Keeping direction in the game is something we were worried about when we stepped into the main hall of the Baker family home. In this hall there are a lot of doors and a lot of options regarding which way to proceed, and we feared that we'd be stuck getting frustrated, however, this wasn't the case. The few brief times we weren't sure where to go, a little exploring solved it very quickly, and there is a nice balance between clearly signposting how to progress and keeping it out of obvious sight.
Another way Resident Evil 7 achieves this is by hiding solutions for other problems in sections that can currently be solved by the player, so if there are three paths, the last two won't be available until you access the whole of the first, which allows access to the second and third. Trying different things, exploring, and seeing which items may be important, then, is another necessity in Resident Evil 7, and although sometimes it can be a bit puzzling where to find a key item, it's never obtusely hidden.
So far there's been a lot of discussion about the survival aspect of Resident Evil 7's horror experience, but let's talk about the horror side of it for a bit. Resident Evil 7 puts you on edge throughout, making you fear the unknown, including who (or what) might be coming as well as the mystery regarding what has happened in the Baker home.
Two aspects of Resident Evil 7 work together to produce the marvellous atmosphere on offer, the first of those being the audio. We played with headphones on, and the sound quality was excellent. For the most part the game is eerily quiet and what works well here is that you can hear your own footsteps shuffling and creaking on the floor, however, this can often deceive you into thinking you're hearing someone else. Hearing small, subtle noises around you works very well to make the player constantly feel on edge.

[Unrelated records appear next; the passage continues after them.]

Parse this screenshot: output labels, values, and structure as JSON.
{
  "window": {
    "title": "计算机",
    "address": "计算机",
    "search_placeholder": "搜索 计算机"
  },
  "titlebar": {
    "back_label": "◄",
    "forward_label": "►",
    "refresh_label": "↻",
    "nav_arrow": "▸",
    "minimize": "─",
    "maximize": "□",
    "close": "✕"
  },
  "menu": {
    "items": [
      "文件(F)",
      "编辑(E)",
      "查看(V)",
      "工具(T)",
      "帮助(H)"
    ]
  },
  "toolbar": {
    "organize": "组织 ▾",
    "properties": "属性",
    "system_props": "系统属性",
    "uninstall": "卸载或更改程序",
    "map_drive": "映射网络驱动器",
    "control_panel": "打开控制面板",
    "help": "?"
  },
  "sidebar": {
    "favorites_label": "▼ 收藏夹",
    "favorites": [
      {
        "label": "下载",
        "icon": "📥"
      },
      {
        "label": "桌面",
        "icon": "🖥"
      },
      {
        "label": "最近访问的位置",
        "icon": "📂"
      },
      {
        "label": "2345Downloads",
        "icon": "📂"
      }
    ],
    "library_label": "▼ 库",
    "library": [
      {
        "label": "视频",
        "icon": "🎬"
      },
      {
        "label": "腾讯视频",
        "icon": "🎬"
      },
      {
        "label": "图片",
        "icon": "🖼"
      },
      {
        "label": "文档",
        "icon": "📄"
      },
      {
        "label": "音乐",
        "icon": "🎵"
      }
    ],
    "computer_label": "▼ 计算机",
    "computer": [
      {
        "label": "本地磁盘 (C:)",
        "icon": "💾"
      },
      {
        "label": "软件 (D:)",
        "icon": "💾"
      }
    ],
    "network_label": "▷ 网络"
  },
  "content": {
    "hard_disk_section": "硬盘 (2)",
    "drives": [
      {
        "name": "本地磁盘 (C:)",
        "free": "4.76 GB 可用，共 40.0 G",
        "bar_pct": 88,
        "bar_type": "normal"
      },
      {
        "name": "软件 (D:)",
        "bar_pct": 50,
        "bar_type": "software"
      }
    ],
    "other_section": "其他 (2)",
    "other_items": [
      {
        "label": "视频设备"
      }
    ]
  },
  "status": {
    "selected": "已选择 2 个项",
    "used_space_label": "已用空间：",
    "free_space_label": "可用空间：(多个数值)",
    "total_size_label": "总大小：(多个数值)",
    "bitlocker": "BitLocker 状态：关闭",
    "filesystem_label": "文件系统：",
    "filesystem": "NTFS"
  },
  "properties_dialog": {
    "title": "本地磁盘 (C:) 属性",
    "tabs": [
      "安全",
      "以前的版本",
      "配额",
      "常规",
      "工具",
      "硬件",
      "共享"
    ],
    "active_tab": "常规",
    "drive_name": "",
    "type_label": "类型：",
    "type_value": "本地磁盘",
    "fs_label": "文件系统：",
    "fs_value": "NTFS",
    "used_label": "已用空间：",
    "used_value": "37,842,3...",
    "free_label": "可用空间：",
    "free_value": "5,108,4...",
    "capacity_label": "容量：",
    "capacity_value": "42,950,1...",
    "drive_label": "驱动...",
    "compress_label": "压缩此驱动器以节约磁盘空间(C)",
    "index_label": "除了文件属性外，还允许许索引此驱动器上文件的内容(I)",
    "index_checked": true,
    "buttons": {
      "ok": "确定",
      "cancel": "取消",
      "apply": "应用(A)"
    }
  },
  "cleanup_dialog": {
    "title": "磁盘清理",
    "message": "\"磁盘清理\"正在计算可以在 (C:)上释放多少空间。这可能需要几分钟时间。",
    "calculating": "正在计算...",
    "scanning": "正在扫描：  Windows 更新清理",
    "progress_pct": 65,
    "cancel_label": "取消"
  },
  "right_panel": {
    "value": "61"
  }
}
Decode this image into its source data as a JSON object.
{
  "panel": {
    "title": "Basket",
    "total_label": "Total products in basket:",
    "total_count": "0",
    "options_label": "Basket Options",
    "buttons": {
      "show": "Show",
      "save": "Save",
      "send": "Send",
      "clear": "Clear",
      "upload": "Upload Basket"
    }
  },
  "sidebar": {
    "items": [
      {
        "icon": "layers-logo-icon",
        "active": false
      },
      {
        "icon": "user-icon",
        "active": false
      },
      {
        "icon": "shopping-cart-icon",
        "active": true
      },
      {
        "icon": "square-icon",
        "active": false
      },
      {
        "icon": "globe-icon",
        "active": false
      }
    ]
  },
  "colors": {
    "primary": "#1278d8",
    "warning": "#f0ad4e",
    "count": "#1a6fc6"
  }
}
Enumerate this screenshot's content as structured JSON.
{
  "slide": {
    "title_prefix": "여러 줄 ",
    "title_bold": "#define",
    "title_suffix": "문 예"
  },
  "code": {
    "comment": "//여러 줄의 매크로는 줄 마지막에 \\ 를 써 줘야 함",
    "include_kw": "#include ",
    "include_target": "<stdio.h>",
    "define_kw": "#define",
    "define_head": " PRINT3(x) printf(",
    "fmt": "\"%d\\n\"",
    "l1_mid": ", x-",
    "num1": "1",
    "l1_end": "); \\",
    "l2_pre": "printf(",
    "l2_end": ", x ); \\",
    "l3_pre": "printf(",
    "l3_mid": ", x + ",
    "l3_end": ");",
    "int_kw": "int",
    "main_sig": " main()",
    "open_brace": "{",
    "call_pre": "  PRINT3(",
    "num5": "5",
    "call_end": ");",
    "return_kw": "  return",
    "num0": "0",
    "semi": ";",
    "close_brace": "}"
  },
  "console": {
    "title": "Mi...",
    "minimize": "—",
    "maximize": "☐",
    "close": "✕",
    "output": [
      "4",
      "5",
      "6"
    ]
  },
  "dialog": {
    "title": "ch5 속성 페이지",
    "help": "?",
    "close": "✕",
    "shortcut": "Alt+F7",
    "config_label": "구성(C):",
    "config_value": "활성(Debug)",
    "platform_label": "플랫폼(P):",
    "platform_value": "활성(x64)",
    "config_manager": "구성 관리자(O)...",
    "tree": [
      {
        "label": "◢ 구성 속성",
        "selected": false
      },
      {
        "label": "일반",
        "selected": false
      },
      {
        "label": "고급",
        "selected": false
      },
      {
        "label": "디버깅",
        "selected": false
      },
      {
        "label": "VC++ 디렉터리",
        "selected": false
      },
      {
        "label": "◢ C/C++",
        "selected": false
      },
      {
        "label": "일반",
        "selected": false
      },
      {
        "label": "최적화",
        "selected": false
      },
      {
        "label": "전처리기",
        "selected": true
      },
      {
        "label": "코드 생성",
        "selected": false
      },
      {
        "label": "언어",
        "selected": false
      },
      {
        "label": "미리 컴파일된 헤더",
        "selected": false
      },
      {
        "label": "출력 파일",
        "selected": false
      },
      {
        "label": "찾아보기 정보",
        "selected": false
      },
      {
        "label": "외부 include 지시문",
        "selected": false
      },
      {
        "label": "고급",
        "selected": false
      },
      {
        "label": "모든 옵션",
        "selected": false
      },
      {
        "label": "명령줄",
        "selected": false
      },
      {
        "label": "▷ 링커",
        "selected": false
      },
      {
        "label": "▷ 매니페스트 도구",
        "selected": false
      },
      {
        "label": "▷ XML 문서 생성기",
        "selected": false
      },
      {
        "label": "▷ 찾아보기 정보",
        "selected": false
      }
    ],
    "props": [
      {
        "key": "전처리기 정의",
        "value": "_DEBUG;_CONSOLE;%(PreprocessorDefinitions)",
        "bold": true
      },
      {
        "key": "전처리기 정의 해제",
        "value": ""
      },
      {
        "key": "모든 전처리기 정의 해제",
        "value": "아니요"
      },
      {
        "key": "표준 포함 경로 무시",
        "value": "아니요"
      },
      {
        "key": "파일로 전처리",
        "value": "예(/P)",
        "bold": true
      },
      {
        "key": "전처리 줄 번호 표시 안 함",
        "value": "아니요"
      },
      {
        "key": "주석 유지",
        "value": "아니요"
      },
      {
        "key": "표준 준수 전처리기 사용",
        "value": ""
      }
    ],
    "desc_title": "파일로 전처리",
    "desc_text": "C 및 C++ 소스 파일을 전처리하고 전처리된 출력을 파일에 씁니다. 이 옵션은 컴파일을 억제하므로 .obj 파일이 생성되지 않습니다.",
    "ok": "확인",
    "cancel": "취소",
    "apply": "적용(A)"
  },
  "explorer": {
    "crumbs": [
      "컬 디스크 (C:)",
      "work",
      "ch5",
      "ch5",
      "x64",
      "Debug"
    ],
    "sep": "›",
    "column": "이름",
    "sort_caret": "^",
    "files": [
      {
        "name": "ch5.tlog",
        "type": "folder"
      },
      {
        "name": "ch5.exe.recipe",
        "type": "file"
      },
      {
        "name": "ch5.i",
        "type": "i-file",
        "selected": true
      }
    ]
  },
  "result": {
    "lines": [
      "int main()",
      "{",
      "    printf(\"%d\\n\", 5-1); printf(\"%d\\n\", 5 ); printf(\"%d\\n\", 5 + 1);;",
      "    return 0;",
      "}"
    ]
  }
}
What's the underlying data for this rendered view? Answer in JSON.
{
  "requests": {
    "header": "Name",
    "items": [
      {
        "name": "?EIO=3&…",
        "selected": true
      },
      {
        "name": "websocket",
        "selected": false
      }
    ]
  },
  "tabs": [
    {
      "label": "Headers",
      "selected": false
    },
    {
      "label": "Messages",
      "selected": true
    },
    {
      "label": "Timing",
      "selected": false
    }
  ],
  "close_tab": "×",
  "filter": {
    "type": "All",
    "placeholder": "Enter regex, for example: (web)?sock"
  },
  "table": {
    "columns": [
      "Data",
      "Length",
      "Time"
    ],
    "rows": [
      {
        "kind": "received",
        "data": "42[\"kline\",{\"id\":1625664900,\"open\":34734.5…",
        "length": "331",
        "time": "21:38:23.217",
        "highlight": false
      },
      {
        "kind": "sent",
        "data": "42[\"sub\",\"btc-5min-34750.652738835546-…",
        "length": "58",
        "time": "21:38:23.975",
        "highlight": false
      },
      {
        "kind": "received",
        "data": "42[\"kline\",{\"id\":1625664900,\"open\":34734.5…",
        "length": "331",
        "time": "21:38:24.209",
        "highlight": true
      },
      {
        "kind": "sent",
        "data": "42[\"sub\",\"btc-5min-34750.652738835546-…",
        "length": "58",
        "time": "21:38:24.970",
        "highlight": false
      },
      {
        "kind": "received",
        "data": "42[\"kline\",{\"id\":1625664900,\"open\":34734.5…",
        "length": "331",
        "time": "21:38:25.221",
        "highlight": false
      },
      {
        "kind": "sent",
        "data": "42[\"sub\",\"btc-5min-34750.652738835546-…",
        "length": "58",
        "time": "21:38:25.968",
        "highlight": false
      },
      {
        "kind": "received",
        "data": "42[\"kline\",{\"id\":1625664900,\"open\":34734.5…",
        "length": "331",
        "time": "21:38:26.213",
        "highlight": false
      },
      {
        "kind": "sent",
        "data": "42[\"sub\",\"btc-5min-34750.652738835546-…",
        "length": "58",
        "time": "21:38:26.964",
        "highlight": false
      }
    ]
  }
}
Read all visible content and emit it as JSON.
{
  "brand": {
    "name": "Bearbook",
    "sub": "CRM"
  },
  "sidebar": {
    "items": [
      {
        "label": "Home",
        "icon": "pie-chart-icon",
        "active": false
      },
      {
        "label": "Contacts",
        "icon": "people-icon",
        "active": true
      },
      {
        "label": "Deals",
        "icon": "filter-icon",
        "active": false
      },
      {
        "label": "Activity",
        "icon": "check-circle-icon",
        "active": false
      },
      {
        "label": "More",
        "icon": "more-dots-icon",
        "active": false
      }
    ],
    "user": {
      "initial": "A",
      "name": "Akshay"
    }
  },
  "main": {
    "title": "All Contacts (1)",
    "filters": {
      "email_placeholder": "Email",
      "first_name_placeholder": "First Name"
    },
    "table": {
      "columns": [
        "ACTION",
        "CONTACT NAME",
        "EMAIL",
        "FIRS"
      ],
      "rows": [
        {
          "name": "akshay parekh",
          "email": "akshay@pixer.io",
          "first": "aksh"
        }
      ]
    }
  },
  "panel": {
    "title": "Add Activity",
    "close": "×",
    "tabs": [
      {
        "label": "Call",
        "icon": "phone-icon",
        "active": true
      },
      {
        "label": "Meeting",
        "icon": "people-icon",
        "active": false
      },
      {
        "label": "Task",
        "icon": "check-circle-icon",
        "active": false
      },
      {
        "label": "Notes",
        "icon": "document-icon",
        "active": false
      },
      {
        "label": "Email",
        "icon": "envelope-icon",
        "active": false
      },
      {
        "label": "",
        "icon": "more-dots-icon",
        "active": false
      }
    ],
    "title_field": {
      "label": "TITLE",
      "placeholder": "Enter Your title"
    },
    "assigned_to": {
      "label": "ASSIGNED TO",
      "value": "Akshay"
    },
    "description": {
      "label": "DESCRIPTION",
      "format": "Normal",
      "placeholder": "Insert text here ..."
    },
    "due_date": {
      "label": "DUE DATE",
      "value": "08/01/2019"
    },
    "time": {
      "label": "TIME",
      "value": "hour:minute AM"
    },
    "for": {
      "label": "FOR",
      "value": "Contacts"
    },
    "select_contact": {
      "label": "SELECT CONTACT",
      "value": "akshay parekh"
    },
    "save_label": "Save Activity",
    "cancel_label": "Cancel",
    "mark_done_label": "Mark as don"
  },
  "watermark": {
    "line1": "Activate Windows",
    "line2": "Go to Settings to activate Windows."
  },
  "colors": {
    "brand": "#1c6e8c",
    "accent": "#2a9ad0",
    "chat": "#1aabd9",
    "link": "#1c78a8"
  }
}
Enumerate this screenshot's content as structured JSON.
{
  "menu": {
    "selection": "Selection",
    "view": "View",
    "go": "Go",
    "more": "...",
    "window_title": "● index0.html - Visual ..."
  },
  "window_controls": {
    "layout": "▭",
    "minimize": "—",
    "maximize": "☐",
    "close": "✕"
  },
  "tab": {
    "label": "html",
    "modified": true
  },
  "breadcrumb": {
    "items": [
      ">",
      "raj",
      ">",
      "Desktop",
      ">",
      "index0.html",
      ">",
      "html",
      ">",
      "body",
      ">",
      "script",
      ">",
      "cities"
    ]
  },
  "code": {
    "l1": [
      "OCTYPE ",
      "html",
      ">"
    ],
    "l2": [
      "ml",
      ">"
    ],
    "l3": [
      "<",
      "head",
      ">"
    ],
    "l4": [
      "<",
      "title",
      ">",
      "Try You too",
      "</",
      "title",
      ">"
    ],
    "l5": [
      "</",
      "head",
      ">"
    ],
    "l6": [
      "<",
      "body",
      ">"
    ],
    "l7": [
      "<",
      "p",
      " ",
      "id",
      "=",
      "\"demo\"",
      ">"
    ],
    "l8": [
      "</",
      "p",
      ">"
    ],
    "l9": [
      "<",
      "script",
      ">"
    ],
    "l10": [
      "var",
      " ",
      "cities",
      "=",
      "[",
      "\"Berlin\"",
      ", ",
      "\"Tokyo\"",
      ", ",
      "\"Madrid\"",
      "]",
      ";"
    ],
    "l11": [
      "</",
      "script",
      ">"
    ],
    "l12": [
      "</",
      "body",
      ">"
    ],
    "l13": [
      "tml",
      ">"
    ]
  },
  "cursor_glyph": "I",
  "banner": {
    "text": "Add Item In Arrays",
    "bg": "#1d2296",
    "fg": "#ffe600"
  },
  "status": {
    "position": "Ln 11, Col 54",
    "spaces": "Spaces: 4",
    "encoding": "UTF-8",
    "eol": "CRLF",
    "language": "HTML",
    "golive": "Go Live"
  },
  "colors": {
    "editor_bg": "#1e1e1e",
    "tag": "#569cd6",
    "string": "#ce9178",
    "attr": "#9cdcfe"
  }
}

The other thing that works well is the lighting, as there is very little light throughout, but what is there produces plenty of shadows. In the main hall we mentioned earlier, for example, there is a light behind a spinning fan, and several times we started at the sight of the fan's shadow; that's how on-edge we were. Light sometimes cuts out on you as well, which left us covering our face in case something jumped out suddenly.
We can't discuss a lot of the narrative details, but what we will say is that found footage is used to great effect. As those who played the demo know, not only does it play on this cinematic sub-genre, but the player also gets to play as the person behind the camera. What's even cooler is that this isn't just to be spooky, but actually serves a useful purpose, as locations you see in videos are accessible later on when you return to playing as the protagonist, meaning there's a neat interaction between what you see in the tape and what you see outside of it.
Another thing we can comment on regarding the narrative is that the few details we saw were good, and they provided an intriguing story involving the Baker family, and we're looking forward to seeing how its mysteries unfold when the full game releases January 24. By the end of the section given to us we had to tear ourselves away as we'd uncovered lots of interesting information, and we wanted to see where it led.
It wasn't just the narrative that made us reluctant to leave Resident Evil 7: Biohazard. We greatly enjoyed the fresh feel that this game has brought to the series, however, we equally enjoyed the small touches that made it feel like it was still a Resident Evil game. This is the breath of fresh air that the series needed, and everything from the movement to the combat, not to mention the atmosphere, works together to produce a very spooky experience, one that we're looking forward to seeing more of next month.